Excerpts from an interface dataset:
___
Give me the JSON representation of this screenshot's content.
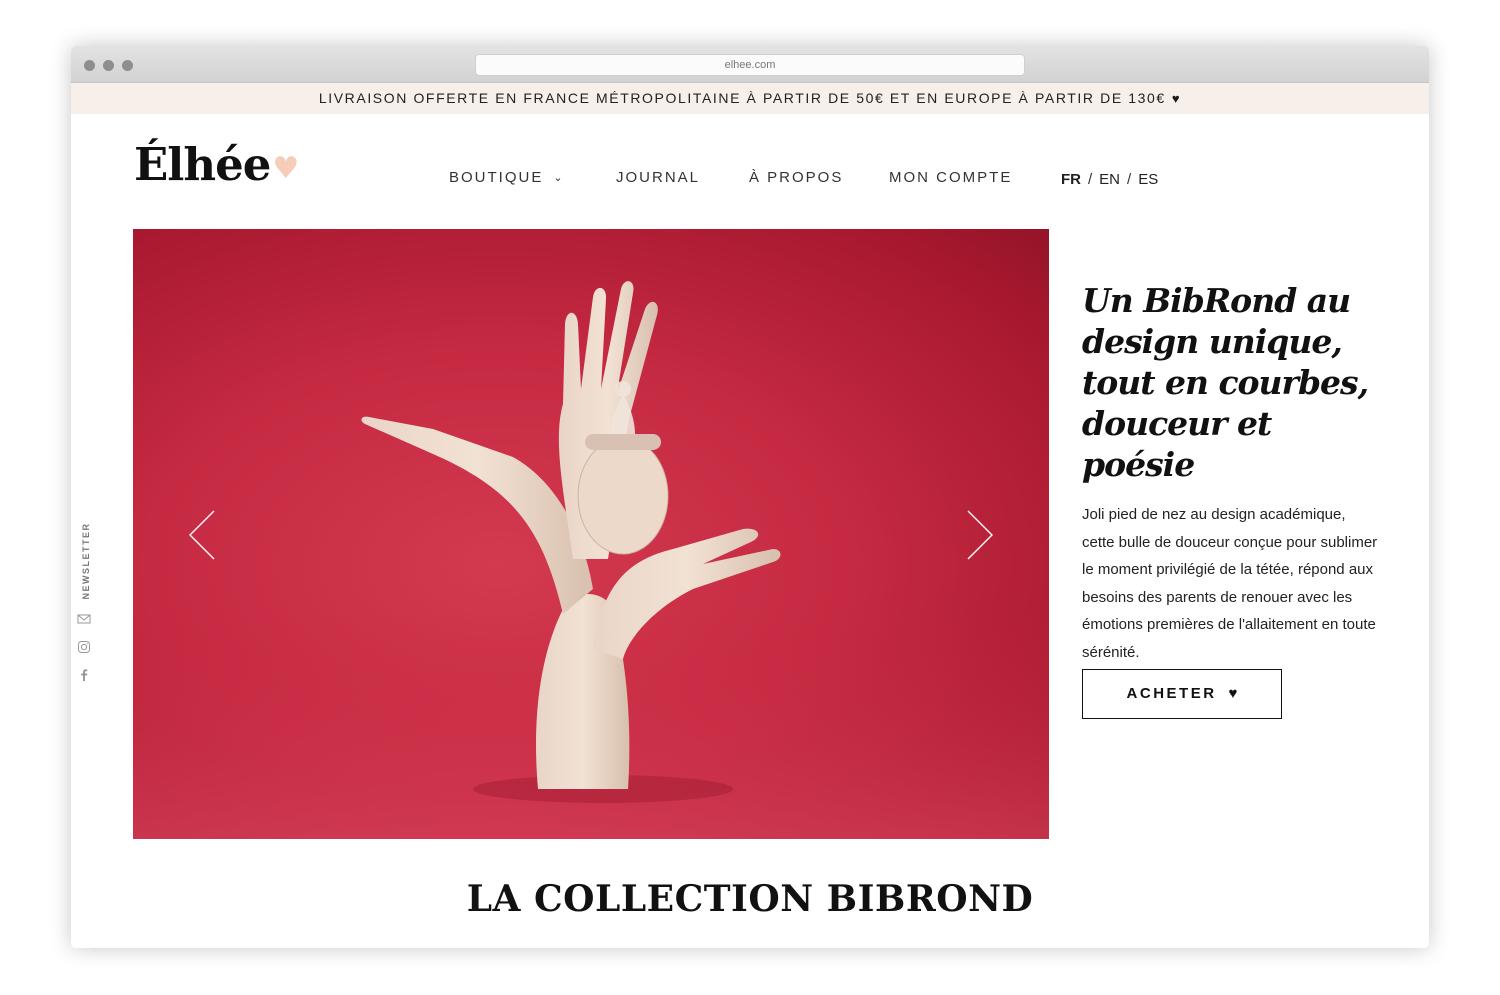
{
  "browser": {
    "url": "elhee.com"
  },
  "promo_bar": {
    "text": "LIVRAISON OFFERTE EN FRANCE MÉTROPOLITAINE À PARTIR DE 50€ ET EN EUROPE À PARTIR DE 130€",
    "icon": "heart-icon"
  },
  "header": {
    "logo": "Élhée",
    "nav": [
      {
        "label": "BOUTIQUE",
        "has_dropdown": true
      },
      {
        "label": "JOURNAL"
      },
      {
        "label": "À PROPOS"
      },
      {
        "label": "MON COMPTE"
      }
    ],
    "languages": [
      "FR",
      "EN",
      "ES"
    ],
    "active_language": "FR",
    "lang_separator": "/"
  },
  "sidebar": {
    "label": "NEWSLETTER",
    "icons": [
      "mail-icon",
      "instagram-icon",
      "facebook-icon"
    ]
  },
  "hero": {
    "headline": "Un BibRond au design unique, tout en courbes, douceur et poésie",
    "description": "Joli pied de nez au design académique, cette bulle de douceur conçue pour sublimer le moment privilégié de la tétée, répond aux besoins des parents de renouer avec les émotions premières de l'allaitement en toute sérénité.",
    "cta_label": "ACHETER",
    "background_color": "#c52a42"
  },
  "section": {
    "title": "LA COLLECTION BIBROND"
  }
}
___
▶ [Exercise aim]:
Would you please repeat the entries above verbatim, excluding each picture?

▶ [Result for this exercise]:
Give me the JSON representation of this screenshot's content.
{
  "browser": {
    "url": "elhee.com"
  },
  "promo_bar": {
    "text": "LIVRAISON OFFERTE EN FRANCE MÉTROPOLITAINE À PARTIR DE 50€ ET EN EUROPE À PARTIR DE 130€",
    "icon": "heart-icon"
  },
  "header": {
    "logo": "Élhée",
    "nav": [
      {
        "label": "BOUTIQUE",
        "has_dropdown": true
      },
      {
        "label": "JOURNAL"
      },
      {
        "label": "À PROPOS"
      },
      {
        "label": "MON COMPTE"
      }
    ],
    "languages": [
      "FR",
      "EN",
      "ES"
    ],
    "active_language": "FR",
    "lang_separator": "/"
  },
  "sidebar": {
    "label": "NEWSLETTER",
    "icons": [
      "mail-icon",
      "instagram-icon",
      "facebook-icon"
    ]
  },
  "hero": {
    "headline": "Un BibRond au design unique, tout en courbes, douceur et poésie",
    "description": "Joli pied de nez au design académique, cette bulle de douceur conçue pour sublimer le moment privilégié de la tétée, répond aux besoins des parents de renouer avec les émotions premières de l'allaitement en toute sérénité.",
    "cta_label": "ACHETER",
    "background_color": "#c52a42"
  },
  "section": {
    "title": "LA COLLECTION BIBROND"
  }
}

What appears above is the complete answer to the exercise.